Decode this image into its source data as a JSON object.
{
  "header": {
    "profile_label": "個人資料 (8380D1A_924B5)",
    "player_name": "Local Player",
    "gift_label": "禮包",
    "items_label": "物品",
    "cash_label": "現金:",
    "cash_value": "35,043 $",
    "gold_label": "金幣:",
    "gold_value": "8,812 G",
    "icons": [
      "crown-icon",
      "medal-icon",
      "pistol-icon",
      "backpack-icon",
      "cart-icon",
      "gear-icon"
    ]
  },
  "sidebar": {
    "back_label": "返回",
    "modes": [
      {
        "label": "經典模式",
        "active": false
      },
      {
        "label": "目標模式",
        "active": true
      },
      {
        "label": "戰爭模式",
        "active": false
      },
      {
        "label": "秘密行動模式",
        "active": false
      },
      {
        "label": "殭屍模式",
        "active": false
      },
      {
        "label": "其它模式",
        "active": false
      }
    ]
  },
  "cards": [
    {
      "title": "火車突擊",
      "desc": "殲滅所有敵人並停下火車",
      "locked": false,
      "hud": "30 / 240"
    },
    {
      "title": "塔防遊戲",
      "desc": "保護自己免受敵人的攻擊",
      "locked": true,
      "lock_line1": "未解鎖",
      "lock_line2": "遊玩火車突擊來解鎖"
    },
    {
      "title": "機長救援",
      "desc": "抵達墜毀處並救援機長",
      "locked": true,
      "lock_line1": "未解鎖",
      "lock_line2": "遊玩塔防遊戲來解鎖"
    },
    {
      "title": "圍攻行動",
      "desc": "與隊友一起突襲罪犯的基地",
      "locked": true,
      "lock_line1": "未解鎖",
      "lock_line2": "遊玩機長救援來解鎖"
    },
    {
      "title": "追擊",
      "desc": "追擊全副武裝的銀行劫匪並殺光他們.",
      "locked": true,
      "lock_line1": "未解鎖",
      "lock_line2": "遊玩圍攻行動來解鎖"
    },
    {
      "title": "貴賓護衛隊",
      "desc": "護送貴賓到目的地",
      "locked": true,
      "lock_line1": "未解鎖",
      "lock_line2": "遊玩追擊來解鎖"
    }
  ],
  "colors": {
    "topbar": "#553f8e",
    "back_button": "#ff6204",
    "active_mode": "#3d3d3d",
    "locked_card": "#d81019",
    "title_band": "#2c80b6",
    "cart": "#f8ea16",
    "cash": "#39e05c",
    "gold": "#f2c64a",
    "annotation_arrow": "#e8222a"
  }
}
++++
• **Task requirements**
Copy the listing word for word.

• **The answer**
Decode this image into its source data as a JSON object.
{
  "header": {
    "profile_label": "個人資料 (8380D1A_924B5)",
    "player_name": "Local Player",
    "gift_label": "禮包",
    "items_label": "物品",
    "cash_label": "現金:",
    "cash_value": "35,043 $",
    "gold_label": "金幣:",
    "gold_value": "8,812 G",
    "icons": [
      "crown-icon",
      "medal-icon",
      "pistol-icon",
      "backpack-icon",
      "cart-icon",
      "gear-icon"
    ]
  },
  "sidebar": {
    "back_label": "返回",
    "modes": [
      {
        "label": "經典模式",
        "active": false
      },
      {
        "label": "目標模式",
        "active": true
      },
      {
        "label": "戰爭模式",
        "active": false
      },
      {
        "label": "秘密行動模式",
        "active": false
      },
      {
        "label": "殭屍模式",
        "active": false
      },
      {
        "label": "其它模式",
        "active": false
      }
    ]
  },
  "cards": [
    {
      "title": "火車突擊",
      "desc": "殲滅所有敵人並停下火車",
      "locked": false,
      "hud": "30 / 240"
    },
    {
      "title": "塔防遊戲",
      "desc": "保護自己免受敵人的攻擊",
      "locked": true,
      "lock_line1": "未解鎖",
      "lock_line2": "遊玩火車突擊來解鎖"
    },
    {
      "title": "機長救援",
      "desc": "抵達墜毀處並救援機長",
      "locked": true,
      "lock_line1": "未解鎖",
      "lock_line2": "遊玩塔防遊戲來解鎖"
    },
    {
      "title": "圍攻行動",
      "desc": "與隊友一起突襲罪犯的基地",
      "locked": true,
      "lock_line1": "未解鎖",
      "lock_line2": "遊玩機長救援來解鎖"
    },
    {
      "title": "追擊",
      "desc": "追擊全副武裝的銀行劫匪並殺光他們.",
      "locked": true,
      "lock_line1": "未解鎖",
      "lock_line2": "遊玩圍攻行動來解鎖"
    },
    {
      "title": "貴賓護衛隊",
      "desc": "護送貴賓到目的地",
      "locked": true,
      "lock_line1": "未解鎖",
      "lock_line2": "遊玩追擊來解鎖"
    }
  ],
  "colors": {
    "topbar": "#553f8e",
    "back_button": "#ff6204",
    "active_mode": "#3d3d3d",
    "locked_card": "#d81019",
    "title_band": "#2c80b6",
    "cart": "#f8ea16",
    "cash": "#39e05c",
    "gold": "#f2c64a",
    "annotation_arrow": "#e8222a"
  }
}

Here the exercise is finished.